EXERCISE DETAILS.
Whenever a line in the material below includes "screenshot", copy that line.

ENTRIES SHOWN.
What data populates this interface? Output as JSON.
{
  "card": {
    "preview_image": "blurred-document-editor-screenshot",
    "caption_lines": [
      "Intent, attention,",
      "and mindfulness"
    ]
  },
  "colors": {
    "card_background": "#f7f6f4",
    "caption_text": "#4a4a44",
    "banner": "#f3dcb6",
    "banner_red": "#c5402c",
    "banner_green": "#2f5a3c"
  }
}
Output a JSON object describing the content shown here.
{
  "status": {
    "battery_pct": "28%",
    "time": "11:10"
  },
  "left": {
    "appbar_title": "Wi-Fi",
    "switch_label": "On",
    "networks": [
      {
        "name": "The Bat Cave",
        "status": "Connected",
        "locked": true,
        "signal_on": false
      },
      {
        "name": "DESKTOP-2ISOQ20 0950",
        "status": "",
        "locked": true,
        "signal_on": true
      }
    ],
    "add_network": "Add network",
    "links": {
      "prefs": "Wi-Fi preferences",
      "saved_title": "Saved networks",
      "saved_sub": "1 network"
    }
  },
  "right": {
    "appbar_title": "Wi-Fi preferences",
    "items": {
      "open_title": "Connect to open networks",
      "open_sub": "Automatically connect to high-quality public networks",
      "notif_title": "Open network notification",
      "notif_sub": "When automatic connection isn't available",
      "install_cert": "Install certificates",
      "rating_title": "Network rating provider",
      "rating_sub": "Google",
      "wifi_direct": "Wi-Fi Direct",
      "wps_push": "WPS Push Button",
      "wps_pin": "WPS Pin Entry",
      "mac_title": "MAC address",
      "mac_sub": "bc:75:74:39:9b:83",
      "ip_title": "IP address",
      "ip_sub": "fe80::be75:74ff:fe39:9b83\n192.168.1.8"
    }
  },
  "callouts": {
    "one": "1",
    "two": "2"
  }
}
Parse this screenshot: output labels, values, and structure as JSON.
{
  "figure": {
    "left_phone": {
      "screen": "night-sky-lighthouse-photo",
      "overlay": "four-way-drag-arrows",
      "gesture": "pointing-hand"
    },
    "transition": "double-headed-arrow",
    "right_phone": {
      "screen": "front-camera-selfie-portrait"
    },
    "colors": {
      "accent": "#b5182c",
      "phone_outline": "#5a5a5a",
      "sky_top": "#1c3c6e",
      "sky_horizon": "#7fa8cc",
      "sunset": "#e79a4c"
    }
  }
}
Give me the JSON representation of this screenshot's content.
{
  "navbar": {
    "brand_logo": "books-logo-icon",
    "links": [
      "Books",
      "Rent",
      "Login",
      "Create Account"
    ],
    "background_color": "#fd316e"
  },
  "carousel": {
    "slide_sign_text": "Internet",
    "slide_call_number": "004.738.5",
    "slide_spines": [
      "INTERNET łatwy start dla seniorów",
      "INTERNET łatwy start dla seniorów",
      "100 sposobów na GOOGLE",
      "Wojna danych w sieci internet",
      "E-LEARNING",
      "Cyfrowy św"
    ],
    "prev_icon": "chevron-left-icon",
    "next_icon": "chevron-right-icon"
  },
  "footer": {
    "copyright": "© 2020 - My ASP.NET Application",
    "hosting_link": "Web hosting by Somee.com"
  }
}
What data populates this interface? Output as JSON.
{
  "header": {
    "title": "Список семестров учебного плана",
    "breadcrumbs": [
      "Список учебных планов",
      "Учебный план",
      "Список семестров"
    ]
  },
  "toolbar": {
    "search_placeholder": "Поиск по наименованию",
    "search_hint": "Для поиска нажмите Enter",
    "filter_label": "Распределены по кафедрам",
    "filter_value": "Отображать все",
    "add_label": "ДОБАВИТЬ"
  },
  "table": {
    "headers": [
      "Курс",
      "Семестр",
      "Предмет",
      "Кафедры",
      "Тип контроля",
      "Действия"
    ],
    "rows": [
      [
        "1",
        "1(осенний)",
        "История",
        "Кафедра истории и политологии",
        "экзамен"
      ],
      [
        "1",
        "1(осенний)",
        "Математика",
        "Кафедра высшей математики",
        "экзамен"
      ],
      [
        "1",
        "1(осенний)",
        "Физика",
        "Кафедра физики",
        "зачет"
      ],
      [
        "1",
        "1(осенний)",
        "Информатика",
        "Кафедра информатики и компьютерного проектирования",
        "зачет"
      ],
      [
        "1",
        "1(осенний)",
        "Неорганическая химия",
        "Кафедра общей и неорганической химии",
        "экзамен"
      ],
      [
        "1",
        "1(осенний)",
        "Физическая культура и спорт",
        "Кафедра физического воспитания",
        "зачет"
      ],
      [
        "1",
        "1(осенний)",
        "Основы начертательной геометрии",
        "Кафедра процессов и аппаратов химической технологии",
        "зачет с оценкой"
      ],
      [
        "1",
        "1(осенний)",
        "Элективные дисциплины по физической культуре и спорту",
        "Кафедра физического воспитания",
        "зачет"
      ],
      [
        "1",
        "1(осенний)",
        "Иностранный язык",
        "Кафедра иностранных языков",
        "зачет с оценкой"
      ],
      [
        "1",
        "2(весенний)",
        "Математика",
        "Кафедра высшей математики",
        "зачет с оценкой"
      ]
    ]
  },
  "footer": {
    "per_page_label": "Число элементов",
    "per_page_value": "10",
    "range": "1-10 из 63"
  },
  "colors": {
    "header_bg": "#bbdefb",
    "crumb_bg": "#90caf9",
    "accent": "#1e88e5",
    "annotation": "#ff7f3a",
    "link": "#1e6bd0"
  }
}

RESULT BELOW.
    "preview_image": "blurred-document-editor-screenshot",
Parse this screenshot: output labels, values, and structure as JSON.
Give me the JSON representation of this screenshot's content.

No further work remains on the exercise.